With only one story collection (DEAD BOYS) and one novel (THIS WICKED WORLD) to his credit, Richard Lange nonetheless has achieved the status of a crime fiction author whose work is revered by mainstream critics and is the recipient of fellowships and awards usually bestowed on far more prolific authors.
ANGEL BABY, his second novel and latest work, certainly will add to this noteworthy reputation. It’s a gritty, contemporary and suspenseful story of redemption that calls the readers’ morality into question as they follow the exploits of several varied, yet multidimensional characters.
Luz is the young and beautiful wife of El Principe, the feared and powerful leader of a Mexican drug cartel.
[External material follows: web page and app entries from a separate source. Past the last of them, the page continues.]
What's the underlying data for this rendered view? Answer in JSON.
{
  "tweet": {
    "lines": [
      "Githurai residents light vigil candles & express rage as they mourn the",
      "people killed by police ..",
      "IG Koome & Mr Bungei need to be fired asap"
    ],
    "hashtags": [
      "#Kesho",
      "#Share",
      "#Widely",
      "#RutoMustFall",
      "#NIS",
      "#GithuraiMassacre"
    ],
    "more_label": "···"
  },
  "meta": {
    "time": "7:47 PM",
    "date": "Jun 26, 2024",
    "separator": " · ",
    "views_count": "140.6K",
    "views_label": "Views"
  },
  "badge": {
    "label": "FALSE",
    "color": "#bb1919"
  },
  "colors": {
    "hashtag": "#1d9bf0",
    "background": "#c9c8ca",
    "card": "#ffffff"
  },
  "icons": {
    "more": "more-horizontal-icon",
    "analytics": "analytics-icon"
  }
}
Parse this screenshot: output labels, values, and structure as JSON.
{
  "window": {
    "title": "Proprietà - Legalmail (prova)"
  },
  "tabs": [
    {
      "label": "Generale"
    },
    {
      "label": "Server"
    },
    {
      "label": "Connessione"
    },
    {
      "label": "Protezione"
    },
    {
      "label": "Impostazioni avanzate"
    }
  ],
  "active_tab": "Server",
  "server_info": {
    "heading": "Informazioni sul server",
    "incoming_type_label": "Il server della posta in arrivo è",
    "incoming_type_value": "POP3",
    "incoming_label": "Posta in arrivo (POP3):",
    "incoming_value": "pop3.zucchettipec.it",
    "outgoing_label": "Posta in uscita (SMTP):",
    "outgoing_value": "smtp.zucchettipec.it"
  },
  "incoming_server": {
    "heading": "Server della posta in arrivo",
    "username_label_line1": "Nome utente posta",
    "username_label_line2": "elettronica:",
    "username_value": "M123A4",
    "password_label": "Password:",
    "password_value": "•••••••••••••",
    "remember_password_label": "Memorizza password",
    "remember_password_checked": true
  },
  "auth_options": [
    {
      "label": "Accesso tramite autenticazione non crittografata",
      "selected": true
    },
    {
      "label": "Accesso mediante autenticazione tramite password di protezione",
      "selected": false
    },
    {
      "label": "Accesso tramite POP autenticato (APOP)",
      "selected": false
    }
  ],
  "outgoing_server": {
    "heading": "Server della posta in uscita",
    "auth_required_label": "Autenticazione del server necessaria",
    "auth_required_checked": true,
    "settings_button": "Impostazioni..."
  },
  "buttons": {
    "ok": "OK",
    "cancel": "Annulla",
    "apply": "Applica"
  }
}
After years of abuse, Luz stops taking the drugs that helped her disguise her suffering and decides to leave her husband and the luxurious mansion in Tijuana that has been her personal prison. She stuffs a Colt .45 pistol and cash from her husband’s safe into a backpack and makes a hasty and unexpectedly violent escape into the night. Her destination is across the northern border to California, where she left a baby daughter a few years before meeting her spouse.
Luz makes some calls and eventually hires a burnt-out former surfer named Malone to drive her across the border. Malone has been eking out a living for the past several years transporting desperate people illegally into California, but senses something different and potentially dangerous about this job.
Before long, El Principe discovers the truth about his wife’s disappearance. Overcome with rage, he springs a strong-arm associate named Jeronimo — known on the streets as El Apache — from prison and sends him off to return Luz to Tijuana.
Luz knows that her husband will stop at nothing to hunt her down and return her to his dictatorial rule. But she and Malone have no idea of the encounters and characters they must endure as they make their north out of Mexico and into California.
From the opening pages, introducing us to Luz and her pampered but restricted life, Lange thrusts us into the midst of a fascinating moral quagmire. Luz as first seems worthy of our sympathies, but we soon learn that she is the sole architect of her sorry predicament and displays a desperation that at times makes her indistinguishable from her criminal husband.
Each successive character we meet equally divides out allegiances. For example, while Jeronimo has a violent criminal past, we learn that he has left his former life behind and only agrees to assist El Principe when the drug lord threatens his wife and family.
As events unfold, Lange weaves the detailed backstory of each of his principles players into the narrative, and amazingly manages this without slowing the pace or disrupting the action. Also impressive is his depiction of the harsh contrasts between the lives of the rich drug dealers and the poorer residents of the tourist-supported town of Tijuana, as well as the lonely, mostly neglected spaces that occupy the northern end of Mexico and the most southern portions of California.
With its grim locales, ambiguous protagonists and somewhat meandering resolution (that at times seems unjustified), ANGEL BABY is not what you would call a “fun” reading experience. Yet these same complexities make it one of the most compelling and absorbing crime novels you are likely to read this year.
If it’s your introduction to Lange, you’ll quickly understand why he has earned such acclaim and why he is among the select group of crime-fiction authors (along with Richard Price, George Pelecanos, Don Winslow and others) whose work blurs the distinctions between genre and mainstream fiction. —Alan Cranis